Tue Mar 08, 2016 4:52 am
Profile WWW
User avatar

Joined: Wed May 18, 2011 2:44 am
Posts: 487
Location: Dank dreams.
Reply with quote
Post Re: Zen and the Art of Opposite Lock
Ociamarru, pay attention to the advice and learn from it. It takes courage to toss your work on the internet, so good on ya. One major thing to know is that criticism may be constructive, scathing, or a mixture of the two(see homo's posts). Having thick skin is a really great asset in life, and everyone should start working on building up a tolerance and skin at some point if they want to actually be a resilient person.

Again, look at the advice and pay mind to it, and keep doing what you enjoy. Never let a sour experience stop you from doing something again, unless you genuinely don't enjoy the activity.

There's my two cents.


Fri Mar 11, 2016 5:13 am
Profile
User avatar

Joined: Wed Jul 01, 2009 11:46 pm
Posts: 1923
Reply with quote
Post Re: Zen and the Art of Opposite Lock
For what it's worth, I was immensely intoxicated when I posted this and the recourse I'd constructed in my head has kept me from so much as entering the letter "f" into my address bar for the last few weeks because I had some idea of the behavior I'd displayed. That humiliation will probably continue for some time, after which I should hope to read your criticisms and breathe the light in, so to speak. As it stands, I lack the fortitude to read the first page of this catastrophe - I vaguely remember being obstinate as ♥♥♥♥, for which I apologize.

PS The original paper was required to have a quote from "Crazy Brave" by Joy Harjo, which I included at the beginning ["East is the direction of beginnings. It is sunrise. When beloved Sun rises, it is an entrance, a door to fresh knowledge. Breathe the light in."]; I changed it to the IJ quote mainly because it was what I was reading at the time.


Wed Mar 30, 2016 5:56 am
Profile
User avatar

Joined: Wed May 18, 2011 2:44 am
Posts: 487
Location: Dank dreams.
Reply with quote
Post Re: Zen and the Art of Opposite Lock
Ociamarru wrote:
For what it's worth, I was immensely intoxicated when I posted this and the recourse I'd constructed in my head has kept me from so much as entering the letter "f" into my address bar for the last few weeks because I had some idea of the behavior I'd displayed. That humiliation will probably continue for some time, after which I should hope to read your criticisms and breathe the light in, so to speak. As it stands, I lack the fortitude to read the first page of this catastrophe - I vaguely remember being obstinate as ♥♥♥♥, for which I apologize.

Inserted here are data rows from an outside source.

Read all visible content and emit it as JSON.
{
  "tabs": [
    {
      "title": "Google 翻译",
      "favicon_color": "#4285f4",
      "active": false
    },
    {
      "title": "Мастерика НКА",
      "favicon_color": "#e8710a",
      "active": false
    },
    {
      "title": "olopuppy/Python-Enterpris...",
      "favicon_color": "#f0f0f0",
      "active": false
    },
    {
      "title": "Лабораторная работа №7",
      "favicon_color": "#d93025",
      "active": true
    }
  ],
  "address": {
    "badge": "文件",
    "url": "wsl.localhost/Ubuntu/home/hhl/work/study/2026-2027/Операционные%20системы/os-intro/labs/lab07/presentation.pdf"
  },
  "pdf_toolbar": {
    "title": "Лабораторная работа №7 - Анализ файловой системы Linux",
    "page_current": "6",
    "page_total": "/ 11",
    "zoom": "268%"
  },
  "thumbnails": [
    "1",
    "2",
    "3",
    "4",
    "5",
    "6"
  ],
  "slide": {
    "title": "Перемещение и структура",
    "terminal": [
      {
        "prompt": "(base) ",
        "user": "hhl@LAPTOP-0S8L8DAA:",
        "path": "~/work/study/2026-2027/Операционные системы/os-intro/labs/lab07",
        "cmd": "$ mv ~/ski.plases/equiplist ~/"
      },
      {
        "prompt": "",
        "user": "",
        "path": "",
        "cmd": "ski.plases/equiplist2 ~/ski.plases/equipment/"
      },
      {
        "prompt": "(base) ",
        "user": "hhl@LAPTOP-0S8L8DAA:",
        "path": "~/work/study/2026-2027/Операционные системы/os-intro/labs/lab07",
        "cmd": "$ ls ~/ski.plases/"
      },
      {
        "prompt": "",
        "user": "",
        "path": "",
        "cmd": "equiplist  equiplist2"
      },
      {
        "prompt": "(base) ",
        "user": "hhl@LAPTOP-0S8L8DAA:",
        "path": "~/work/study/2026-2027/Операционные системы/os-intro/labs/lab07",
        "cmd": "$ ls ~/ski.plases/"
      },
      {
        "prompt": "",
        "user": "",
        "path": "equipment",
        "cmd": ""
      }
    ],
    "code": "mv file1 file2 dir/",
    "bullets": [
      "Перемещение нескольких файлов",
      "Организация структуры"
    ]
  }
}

PS The original paper was required to have a quote from "Crazy Brave" by Joy Harjo, which I included at the beginning ["East is the direction of beginnings. It is sunrise. When beloved Sun rises, it is an entrance, a door to fresh knowledge. Breathe the light in."]; I changed it to the IJ quote mainly because it was what I was reading at the time.

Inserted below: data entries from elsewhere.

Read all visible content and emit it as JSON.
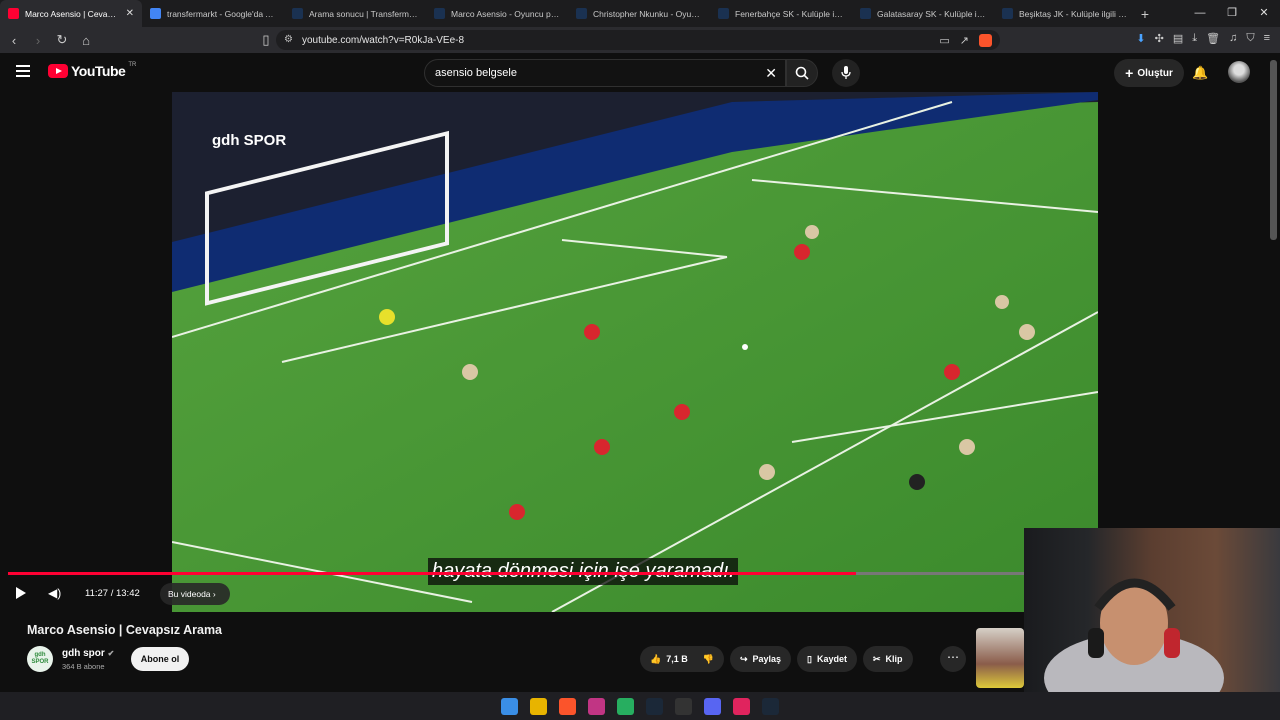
{
  "browser": {
    "tabs": [
      {
        "title": "Marco Asensio | Cevapsız Arama",
        "color": "#ff0033",
        "active": true
      },
      {
        "title": "transfermarkt - Google'da Ara",
        "color": "#4285f4"
      },
      {
        "title": "Arama sonucu | Transfermarkt",
        "color": "#1a3151"
      },
      {
        "title": "Marco Asensio - Oyuncu profili",
        "color": "#1a3151"
      },
      {
        "title": "Christopher Nkunku - Oyuncu",
        "color": "#1a3151"
      },
      {
        "title": "Fenerbahçe SK - Kulüple ilgili",
        "color": "#1a3151"
      },
      {
        "title": "Galatasaray SK - Kulüple ilgili",
        "color": "#1a3151"
      },
      {
        "title": "Beşiktaş JK - Kulüple ilgili tran",
        "color": "#1a3151"
      }
    ],
    "url": "youtube.com/watch?v=R0kJa-VEe-8"
  },
  "youtube": {
    "logo_text": "YouTube",
    "country": "TR",
    "search_value": "asensio belgsele",
    "create_label": "Oluştur"
  },
  "video": {
    "watermark": "gdh SPOR",
    "subtitle": "hayata dönmesi için işe yaramadı.",
    "time": "11:27 / 13:42",
    "progress": 0.835,
    "chapter_label": "Bu videoda",
    "title": "Marco Asensio | Cevapsız Arama"
  },
  "channel": {
    "avatar_text": "gdh SPOR",
    "name": "gdh spor",
    "subscribers": "364 B abone",
    "subscribe_label": "Abone ol"
  },
  "actions": {
    "likes": "7,1 B",
    "share": "Paylaş",
    "save": "Kaydet",
    "clip": "Klip"
  },
  "taskbar_colors": [
    "#3a8ee6",
    "#e8b400",
    "#fb542b",
    "#c13584",
    "#27ae60",
    "#1b2838",
    "#333",
    "#5865f2",
    "#e0245e",
    "#1b2838"
  ]
}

Don't sweat the small stuff.


Wed Mar 30, 2016 9:55 am
Profile
User avatar

Joined: Fri Dec 22, 2006 4:20 am
Posts: 4761
Location: Good news everyone!
Reply with quote
Post Re: Zen and the Art of Opposite Lock
Yeah, it's alright Ocia. Just be careful how much you drink.


Sat Apr 02, 2016 3:16 am
Profile WWW

Joined: Thu Jan 20, 2011 12:19 am
Posts: 395
Reply with quote
Post Re: Zen and the Art of Opposite Lock
Alcohol gives local man delusions of grandeur and a giant ego. More shocking news at 11.

Don't sweat it. If this is a big deal to you, you'd die of shame if you'd done half the dumb intoxicated ♥♥♥♥ I've done. Write more, even if it's bad. Your story shows decent technical ability, you just gotta find your voice instead of putting on the badass misunderstood intellectual mask you put on while writing this.


Fri Apr 29, 2016 7:31 pm
Profile
Display posts from previous:  Sort by  
Reply to topic   [ 25 posts ]  Go to page Previous  1, 2

Who is online

Users browsing this forum: Yahoo [Bot]


You cannot post new topics in this forum
You cannot reply to topics in this forum
You cannot edit your posts in this forum
You cannot delete your posts in this forum
You cannot post attachments in this forum

Search for:
Jump to:  
Powered by phpBB © 2000, 2002, 2005, 2007 phpBB Group.
Designed by STSoftware for PTF.
[ Time : 0.029s | 18 Queries | GZIP : Off ]